Wallabies legend talks law and rugby
Former lawyer and Wallabies captain Nick Farr-Jones has regaled in-house lawyers with tales of his rugby career and warned them they don’t have to be “everything to everyone”.
Speaking at the NSW Australian Corporate Lawyers Association (ACLA) conference on 27 March, the former Australian rugby union scrumhalf said he remembers seeing “strange, egg-shaped balls” when he fronted up to Newington College, aged 12, having only kicked soccer balls in his childhood.
He asked the school coach if there was a position for him on the rugby team, to which the coach replied, “Yes, this is an inclusive game. You’re the smallest guy. There’s a number nine jersey, scrumhalf”.
“That was my passport to the world,” said Farr-Jones, who reflected on his renowned and varied career in front of around 100 in-house lawyers gathered in Sydney.
During his time with the Wallabies, Farr-Jones worked at Sydney firm Garland Seaborn and Abbott, the same firm his grandfather was a partner in for 40 years.
He expressed gratitude at having the opportunity to go to university and spend four “fantastic years” living at St Andrews College while playing amateur rugby.
“If I had been 10 years later, I wouldn’t have had the chance to go to university. The guys now sign contracts with their provincial teams or the Australian Rugby Union or both. Effectively their day job is their rugby,” he said.
On his first day of work in 1985, Farr-Jones knocked on the door of Michael Holden, now a senior partner and chairman of the firm (which is today called Garland Hawthorn Brahe) and asked, “What kind of law do you think I’d be good at?”.
Farr-Jones recalls his answer: “Nick, don’t worry about the sort of law you should do, work out what sort of person you are. There are finders, minders, binders and grinders.”
“I’ve never forgotten that,” said Farr-Jones, who classifies himself as a “finder” of new business and a “minder” of existing relationships, as opposed to a “grinder” who doesn’t like going to client meetings but loves sitting behind a computer doing financial modelling, for example.
“I love going to meetings, I’m happy to hop on a plane, to knock on doors,” he said.
Farr-Jones asserted that it is “really, really important” to work out what you’re good at and surround yourself with people who fill the void.
This is something he became extra mindful of shortly after sporting retirement, when he also left the legal game and pursued a career in investment banking.
This took him to Paris, where we worked in commodities marketing with the Societe Generale bank; somewhere he at first felt out of place.
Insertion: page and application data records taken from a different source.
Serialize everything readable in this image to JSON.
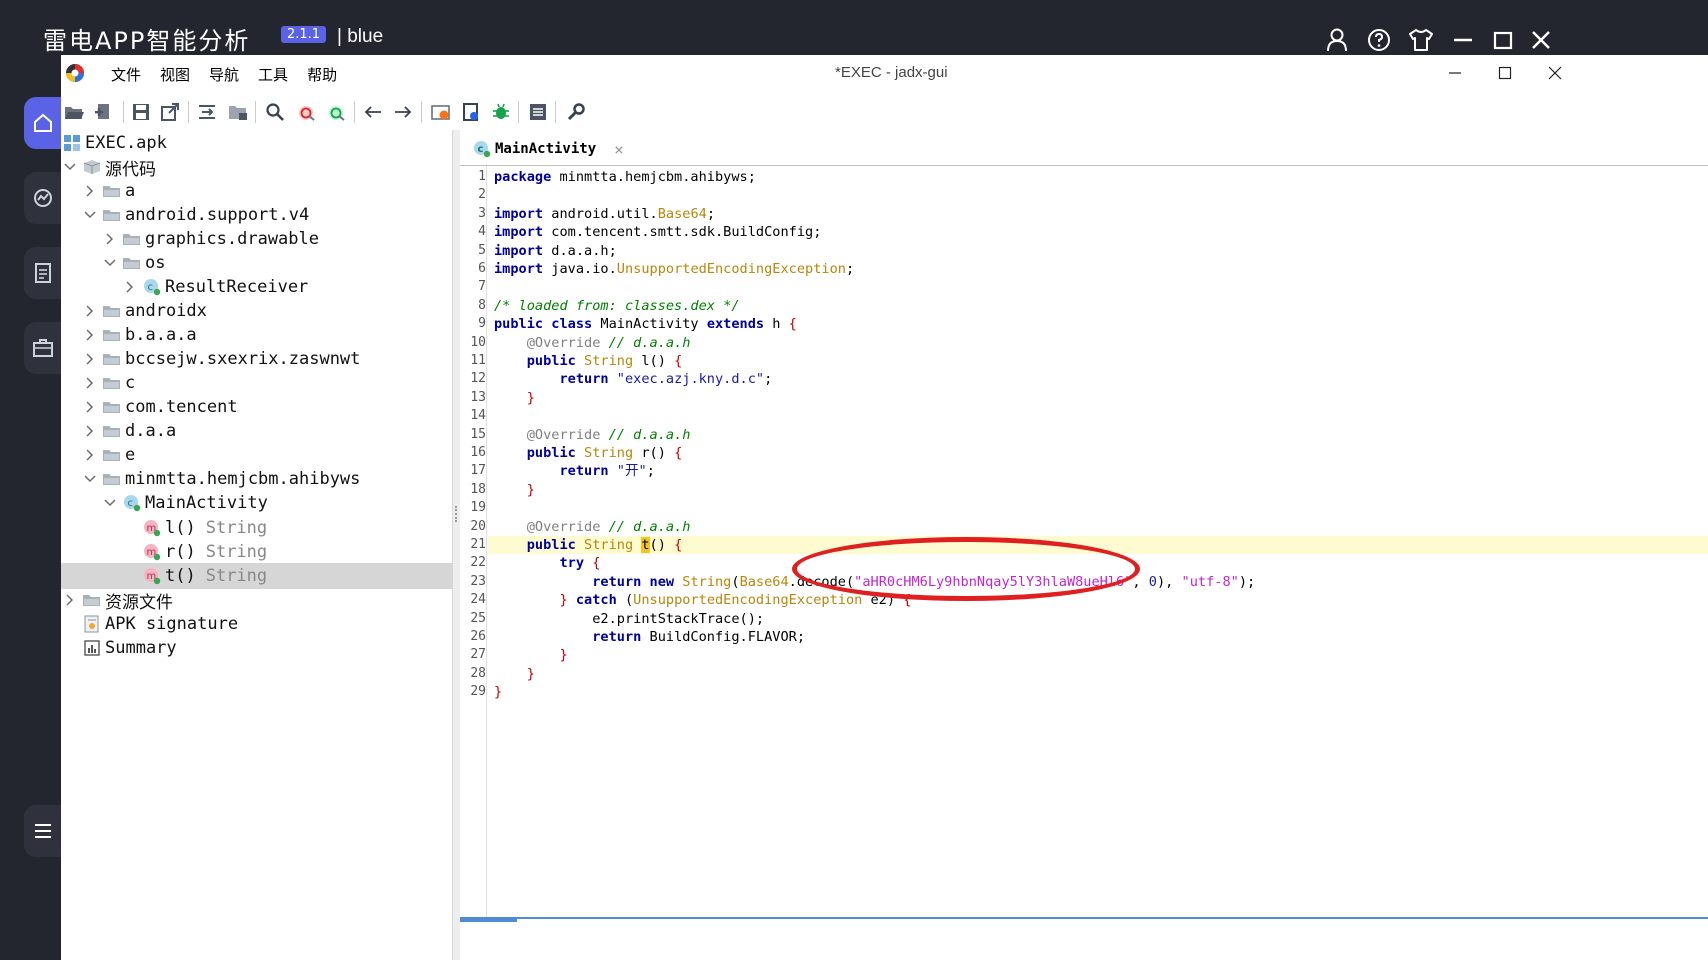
{
  "outer": {
    "app_title": "雷电APP智能分析",
    "version": "2.1.1",
    "user": "| blue"
  },
  "window": {
    "title": "*EXEC - jadx-gui",
    "menu": [
      "文件",
      "视图",
      "导航",
      "工具",
      "帮助"
    ]
  },
  "tree": {
    "rows": [
      {
        "label": "EXEC.apk",
        "type": ""
      },
      {
        "label": "源代码",
        "type": ""
      },
      {
        "label": "a",
        "type": ""
      },
      {
        "label": "android.support.v4",
        "type": ""
      },
      {
        "label": "graphics.drawable",
        "type": ""
      },
      {
        "label": "os",
        "type": ""
      },
      {
        "label": "ResultReceiver",
        "type": ""
      },
      {
        "label": "androidx",
        "type": ""
      },
      {
        "label": "b.a.a.a",
        "type": ""
      },
      {
        "label": "bccsejw.sxexrix.zaswnwt",
        "type": ""
      },
      {
        "label": "c",
        "type": ""
      },
      {
        "label": "com.tencent",
        "type": ""
      },
      {
        "label": "d.a.a",
        "type": ""
      },
      {
        "label": "e",
        "type": ""
      },
      {
        "label": "minmtta.hemjcbm.ahibyws",
        "type": ""
      },
      {
        "label": "MainActivity",
        "type": ""
      },
      {
        "label": "l()",
        "type": "String"
      },
      {
        "label": "r()",
        "type": "String"
      },
      {
        "label": "t()",
        "type": "String"
      },
      {
        "label": "资源文件",
        "type": ""
      },
      {
        "label": "APK signature",
        "type": ""
      },
      {
        "label": "Summary",
        "type": ""
      }
    ]
  },
  "editor": {
    "tab_label": "MainActivity",
    "line_numbers": [
      "1",
      "2",
      "3",
      "4",
      "5",
      "6",
      "7",
      "8",
      "9",
      "10",
      "11",
      "12",
      "13",
      "14",
      "15",
      "16",
      "17",
      "18",
      "19",
      "20",
      "21",
      "22",
      "23",
      "24",
      "25",
      "26",
      "27",
      "28",
      "29"
    ],
    "code": {
      "l1_pkg": "minmtta.hemjcbm.ahibyws;",
      "l3": "android.util.",
      "l3t": "Base64",
      "l4": "com.tencent.smtt.sdk.BuildConfig;",
      "l5": "d.a.a.h;",
      "l6": "java.io.",
      "l6t": "UnsupportedEncodingException",
      "l8": "/* loaded from: classes.dex */",
      "l9": "MainActivity",
      "l9b": "h",
      "override": "@Override",
      "cmt_daah": "// d.a.a.h",
      "m_l": "l",
      "m_r": "r",
      "m_t": "t",
      "ret_l": "\"exec.azj.kny.d.c\"",
      "ret_r": "\"开\"",
      "b64_str": "\"aHR0cHM6Ly9hbnNqay5lY3hlaW8ueHl6\"",
      "zero": "0",
      "utf8": "\"utf-8\"",
      "print_stack": "e2.printStackTrace();",
      "flavor": "BuildConfig.FLAVOR;"
    }
  }
}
“I’ll never forget the first three or four months of life in Paris,” said Farr-Jones. “I was a lawyer [but] I wasn’t involved in a legal job. I was invited into the organisation to open up Africa and mining and particular gold derivatives … There were times when I thought, ‘What am I doing? I can’t speak the language, I’m not a banker, what on earth have I got myself into?’”
Having brought his wife and two young children to Paris, Farr-Jones said he had to work out that “you don’t have to be everything to everyone”.
Farr-Jones applies that notion in rugby too, where he said there is a position for the “little guy”, the greyhound, the winger, “the guy who’s my height, but my height in width … he’s got no neck, little slits for eyes, the front row forward” and the six-foot-nine variety.
“There’s a position for everyone and I think that’s the same for business,” said Farr-Jones, adding that team spirit, acknowledging and celebrating the “grinders” and “finders” alike, is vital, even in small in-house legal teams.
“In 1991 we took 27 guys away,” he recounted. “Two guys never took their boots to the game, but what they did off-field was so damn important to what we did on the field.”